Disposing of a probate property: a quick guide
Receiving an inheritance is a mixed blessing. Often, it means that a loved one has passed away, and the administrative burden of sorting out a will can add to the grief. However, if done properly it can mean security for you and your family. This article will explore what your options are for dealing with an estate that involves property – and doing it in a way that doesn’t lead to stress, worry or even fear.
Issues with inheritance
Receiving a property in an inheritance is a way to build the wealth and security of you and the other loved ones left behind, but it’s also a sure fire way to sap your time. If you’re a busy person, dealing with the stress of visiting solicitors, sorting out bank statements and more can really delay you from dealing with the issue. Some probate cases can drag out for years, and you may find that in order to prove there are no other beneficiaries, you have to do some research and outreach.
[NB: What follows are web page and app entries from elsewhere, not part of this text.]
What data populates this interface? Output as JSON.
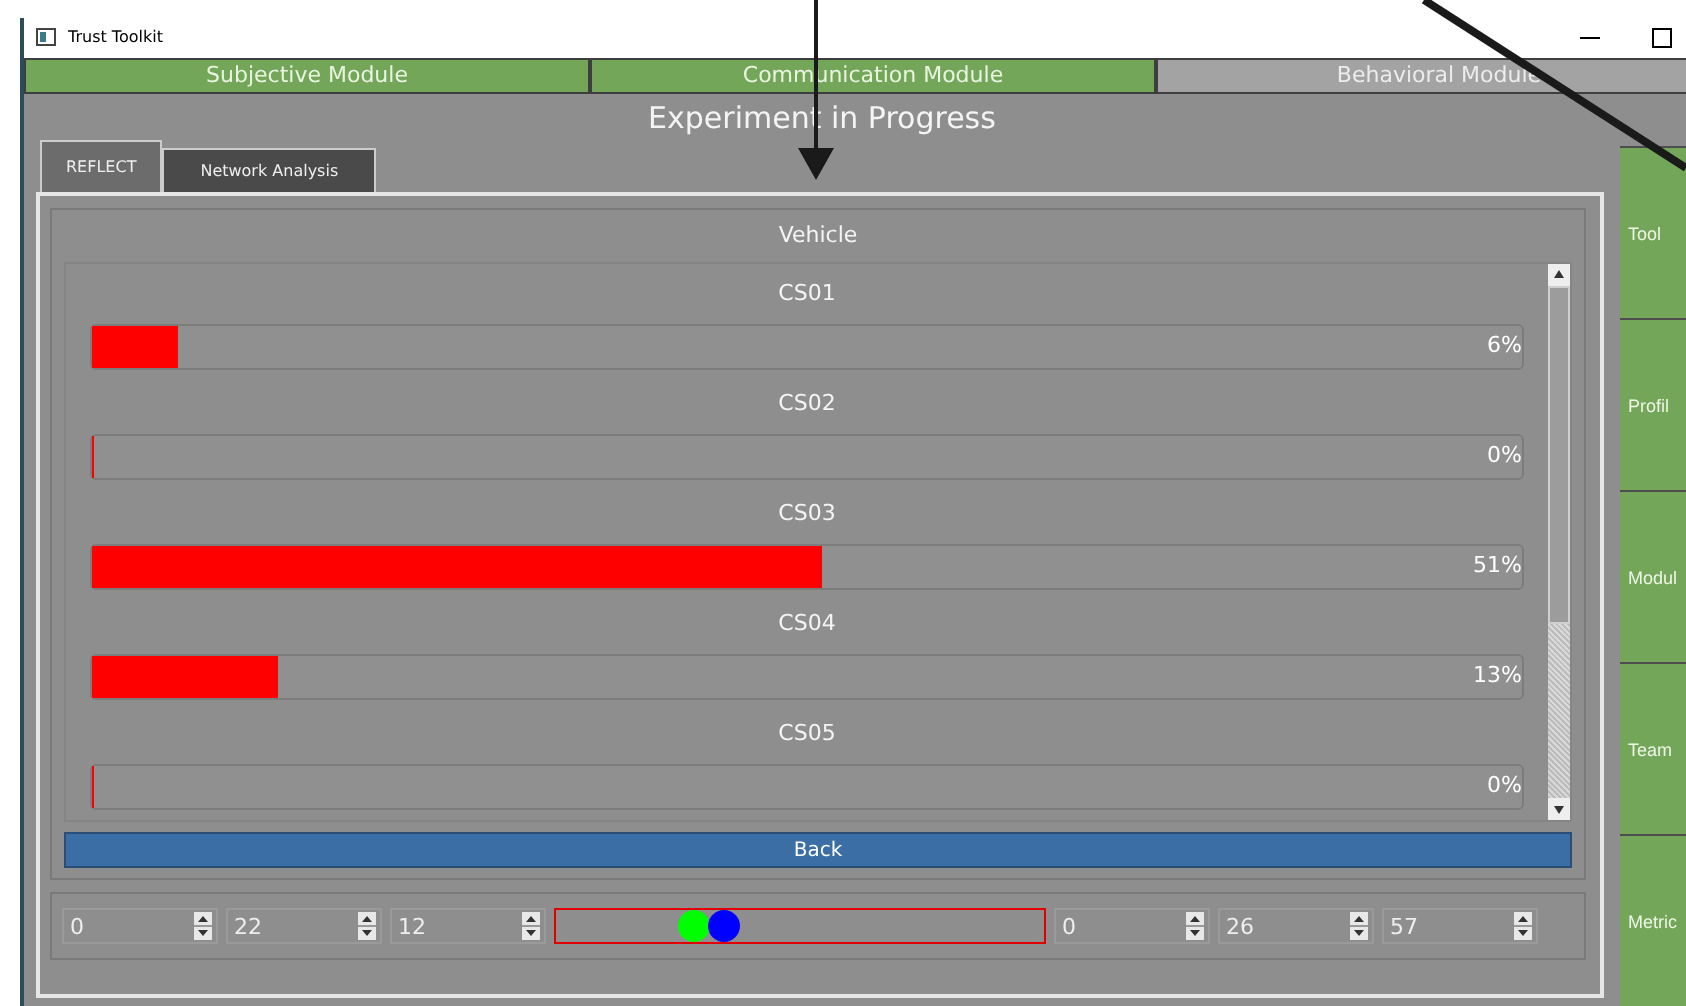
{
  "window": {
    "title": "Trust Toolkit"
  },
  "modules": [
    {
      "label": "Subjective Module",
      "disabled": false
    },
    {
      "label": "Communication Module",
      "disabled": false
    },
    {
      "label": "Behavioral Module",
      "disabled": true
    }
  ],
  "heading": "Experiment in Progress",
  "tabs": [
    {
      "label": "REFLECT",
      "selected": true
    },
    {
      "label": "Network Analysis",
      "selected": false
    }
  ],
  "group_title": "Vehicle",
  "channels": [
    {
      "name": "CS01",
      "level": 0.06,
      "reading": "6%"
    },
    {
      "name": "CS02",
      "level": 0,
      "reading": "0%"
    },
    {
      "name": "CS03",
      "level": 0.51,
      "reading": "51%"
    },
    {
      "name": "CS04",
      "level": 0.13,
      "reading": "13%"
    },
    {
      "name": "CS05",
      "level": 0,
      "reading": "0%"
    }
  ],
  "back_button": "Back",
  "start_time": [
    "0",
    "22",
    "12"
  ],
  "range": {
    "start_handle": {
      "level": 0.25
    },
    "end_handle": {
      "level": 0.31
    }
  },
  "end_time": [
    "0",
    "26",
    "57"
  ],
  "sidebar": [
    "Tool",
    "Profil",
    "Modul",
    "Team",
    "Metric"
  ]
}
There are also legal issues to contend with. If the value of the estate exceeds inheritance tax laws, for example, you may find that some of it has to be sold promptly in order to pay the tax bill. Or if the deceased made gifts in recent years, these could be subject to inheritance tax, so there is a lot of looking back through documentation to do.
What are the options?
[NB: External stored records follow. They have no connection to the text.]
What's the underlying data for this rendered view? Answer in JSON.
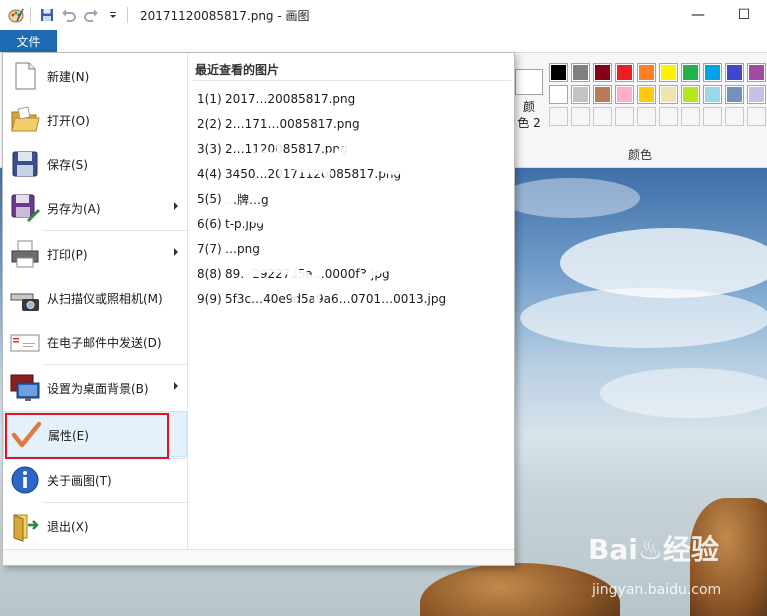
{
  "window": {
    "title": "20171120085817.png - 画图",
    "minimize": "—",
    "maximize": "☐"
  },
  "ribbon": {
    "file_tab": "文件",
    "color2_label": "颜\n色 2",
    "colors_group_label": "颜色",
    "palette_row1": [
      "#000000",
      "#7f7f7f",
      "#880015",
      "#ed1c24",
      "#ff7f27",
      "#fff200",
      "#22b14c",
      "#00a2e8",
      "#3f48cc",
      "#a349a4"
    ],
    "palette_row2": [
      "#ffffff",
      "#c3c3c3",
      "#b97a57",
      "#ffaec9",
      "#ffc90e",
      "#efe4b0",
      "#b5e61d",
      "#99d9ea",
      "#7092be",
      "#c8bfe7"
    ]
  },
  "file_menu": {
    "items": [
      {
        "label": "新建(N)",
        "icon": "new-file-icon",
        "submenu": false
      },
      {
        "label": "打开(O)",
        "icon": "open-folder-icon",
        "submenu": false
      },
      {
        "label": "保存(S)",
        "icon": "save-disk-icon",
        "submenu": false
      },
      {
        "label": "另存为(A)",
        "icon": "save-as-icon",
        "submenu": true
      },
      {
        "label": "打印(P)",
        "icon": "printer-icon",
        "submenu": true
      },
      {
        "label": "从扫描仪或照相机(M)",
        "icon": "scanner-camera-icon",
        "submenu": false
      },
      {
        "label": "在电子邮件中发送(D)",
        "icon": "email-icon",
        "submenu": false
      },
      {
        "label": "设置为桌面背景(B)",
        "icon": "desktop-background-icon",
        "submenu": true
      },
      {
        "label": "属性(E)",
        "icon": "checkmark-icon",
        "submenu": false
      },
      {
        "label": "关于画图(T)",
        "icon": "info-icon",
        "submenu": false
      },
      {
        "label": "退出(X)",
        "icon": "exit-icon",
        "submenu": false
      }
    ],
    "recent_title": "最近查看的图片",
    "recent_items": [
      {
        "num": "1(1)",
        "name": "2017…20085817.png"
      },
      {
        "num": "2(2)",
        "name": "2…171…0085817.png"
      },
      {
        "num": "3(3)",
        "name": "2…1120085817.png"
      },
      {
        "num": "4(4)",
        "name": "3450…20171120085817.png"
      },
      {
        "num": "5(5)",
        "name": "…牌…g"
      },
      {
        "num": "6(6)",
        "name": "t-p.jpg"
      },
      {
        "num": "7(7)",
        "name": "…png"
      },
      {
        "num": "8(8)",
        "name": "89…29227a5a…0000f3.jpg"
      },
      {
        "num": "9(9)",
        "name": "5f3c…40e9d5a9a6…0701…0013.jpg"
      }
    ]
  },
  "watermark": {
    "brand": "Bai♨经验",
    "url": "jingyan.baidu.com"
  }
}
If you’re an executor or a beneficiary and you’re finding the process of dealing with probate stressful, there’s a lot to be said for looking at your options. One option is to hire someone like a solicitor to do it for you, although this might not be straightforward. Often, the largest asset in an estate is a property. By selling the property quickly, you will be able to get a much clearer, cash-based picture of the value of the estate and the incomings and outgoings required.
To learn more about how National Property Trade could make this process easier, check out this link.